In Chicago, the difference in skill level between teachers can have a huge impact on a student’s success. For example, a bad teacher may only cover half of a pre-specified curriculum during any given school year, while a great teacher may be able to cover over three times that amount. And for this reason, along with many others, tenure reformation is something that has boasted quite a lot of controversy in the educational community.
How Can Teacher Tenure Damage Student Success?
Students who are unfortunate enough to get fixed with a poor teacher for several years in a row will experience a far different academic approach than his or her peers. Without stricter teacher tenure policies, it’s possible for poor teachers to continue using inefficient learning methods- something that will only hurt students in the long run- without the worry of getting fired.
Should Teacher Tenure Be Eliminated Completely?
The idea of reforming, and even eliminating teacher tenure has been around for quite some time. But there are, of course, teachers who are against this. The Teacher’s Unions claim that more power should be given to principles, because the argument is that bad teachers will continue to negatively address students who want to learn and better themselves.

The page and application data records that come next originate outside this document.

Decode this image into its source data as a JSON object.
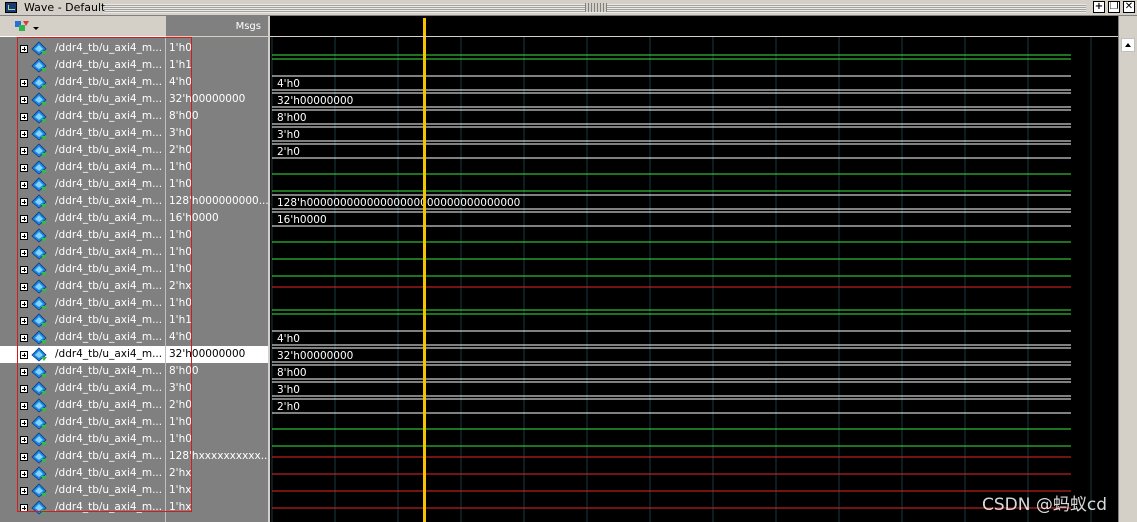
{
  "window": {
    "title": "Wave - Default"
  },
  "header": {
    "msgs_label": "Msgs"
  },
  "colors": {
    "green_wave": "#3ee43e",
    "red_wave": "#e02828",
    "bus_wave": "#ffffff",
    "cursor": "#f5c400",
    "grid": "#2b6a7a",
    "highlight": "#d71a1a"
  },
  "signals": [
    {
      "name": "/ddr4_tb/u_axi4_m...",
      "value": "1'h0",
      "kind": "bit0"
    },
    {
      "name": "/ddr4_tb/u_axi4_m...",
      "value": "1'h1",
      "kind": "bit1",
      "noexpand": true
    },
    {
      "name": "/ddr4_tb/u_axi4_m...",
      "value": "4'h0",
      "kind": "bus",
      "wave_label": "4'h0"
    },
    {
      "name": "/ddr4_tb/u_axi4_m...",
      "value": "32'h00000000",
      "kind": "bus",
      "wave_label": "32'h00000000"
    },
    {
      "name": "/ddr4_tb/u_axi4_m...",
      "value": "8'h00",
      "kind": "bus",
      "wave_label": "8'h00"
    },
    {
      "name": "/ddr4_tb/u_axi4_m...",
      "value": "3'h0",
      "kind": "bus",
      "wave_label": "3'h0"
    },
    {
      "name": "/ddr4_tb/u_axi4_m...",
      "value": "2'h0",
      "kind": "bus",
      "wave_label": "2'h0"
    },
    {
      "name": "/ddr4_tb/u_axi4_m...",
      "value": "1'h0",
      "kind": "bit0"
    },
    {
      "name": "/ddr4_tb/u_axi4_m...",
      "value": "1'h0",
      "kind": "bit0"
    },
    {
      "name": "/ddr4_tb/u_axi4_m...",
      "value": "128'h000000000...",
      "kind": "bus",
      "wave_label": "128'h00000000000000000000000000000000"
    },
    {
      "name": "/ddr4_tb/u_axi4_m...",
      "value": "16'h0000",
      "kind": "bus",
      "wave_label": "16'h0000"
    },
    {
      "name": "/ddr4_tb/u_axi4_m...",
      "value": "1'h0",
      "kind": "bit0"
    },
    {
      "name": "/ddr4_tb/u_axi4_m...",
      "value": "1'h0",
      "kind": "bit0"
    },
    {
      "name": "/ddr4_tb/u_axi4_m...",
      "value": "1'h0",
      "kind": "bit0"
    },
    {
      "name": "/ddr4_tb/u_axi4_m...",
      "value": "2'hx",
      "kind": "x"
    },
    {
      "name": "/ddr4_tb/u_axi4_m...",
      "value": "1'h0",
      "kind": "bit0"
    },
    {
      "name": "/ddr4_tb/u_axi4_m...",
      "value": "1'h1",
      "kind": "bit1"
    },
    {
      "name": "/ddr4_tb/u_axi4_m...",
      "value": "4'h0",
      "kind": "bus",
      "wave_label": "4'h0"
    },
    {
      "name": "/ddr4_tb/u_axi4_m...",
      "value": "32'h00000000",
      "kind": "bus",
      "wave_label": "32'h00000000",
      "selected": true
    },
    {
      "name": "/ddr4_tb/u_axi4_m...",
      "value": "8'h00",
      "kind": "bus",
      "wave_label": "8'h00"
    },
    {
      "name": "/ddr4_tb/u_axi4_m...",
      "value": "3'h0",
      "kind": "bus",
      "wave_label": "3'h0"
    },
    {
      "name": "/ddr4_tb/u_axi4_m...",
      "value": "2'h0",
      "kind": "bus",
      "wave_label": "2'h0"
    },
    {
      "name": "/ddr4_tb/u_axi4_m...",
      "value": "1'h0",
      "kind": "bit0"
    },
    {
      "name": "/ddr4_tb/u_axi4_m...",
      "value": "1'h0",
      "kind": "bit0"
    },
    {
      "name": "/ddr4_tb/u_axi4_m...",
      "value": "128'hxxxxxxxxxx...",
      "kind": "x"
    },
    {
      "name": "/ddr4_tb/u_axi4_m...",
      "value": "2'hx",
      "kind": "x"
    },
    {
      "name": "/ddr4_tb/u_axi4_m...",
      "value": "1'hx",
      "kind": "x"
    },
    {
      "name": "/ddr4_tb/u_axi4_m...",
      "value": "1'hx",
      "kind": "x"
    }
  ],
  "watermark": "CSDN @蚂蚁cd"
}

Since teachers get paid whether students learn or not, there isn’t really much of an incentive for them to exceed expectations. It’s generally only the really great teachers who are committed to doing whatever it takes to help a student succeed. Teachers who are frustrated, burnt out, or tired may approach teaching with an unhappy attitude, and be unable able to effectively educate students.
High-Quality Teachers Don’t Fear Tenure Reform
It’s safe to assume that high-quality teachers don’t fear tenure reform. As a result, it is teachers like these who are needed in schools, since they’ll be able to effectively educate students and produce better academic results. It is highly unlikely that a principle will fire a teacher who is excelling at his or her position.
Bad teachers, on the other hand, need teacher tenure policies to remain the way that they are. Otherwise, they’ll be faced with a decision to either put more effort into their teaching methods, or be subject to being let go (both of which they likely don’t want).
What Do Parents Think About Teacher Tenure Policy?
Parents, for the most part, have skewed outlooks on the matter. Some support the legislation while others feel the need to have it removed. For parents, the argument for eliminating teacher tenure would be to remove bad teachers from Chicago’s (and the nations) public education system.
Ironically, the parents who want to keep tenure teacher in place have the same motives, which are to make sure that great teachers remain “locked” in their positions. And as we had already mentioned earlier, great teachers don’t really have to worry about this in the first place since principles aren’t likely to let them go.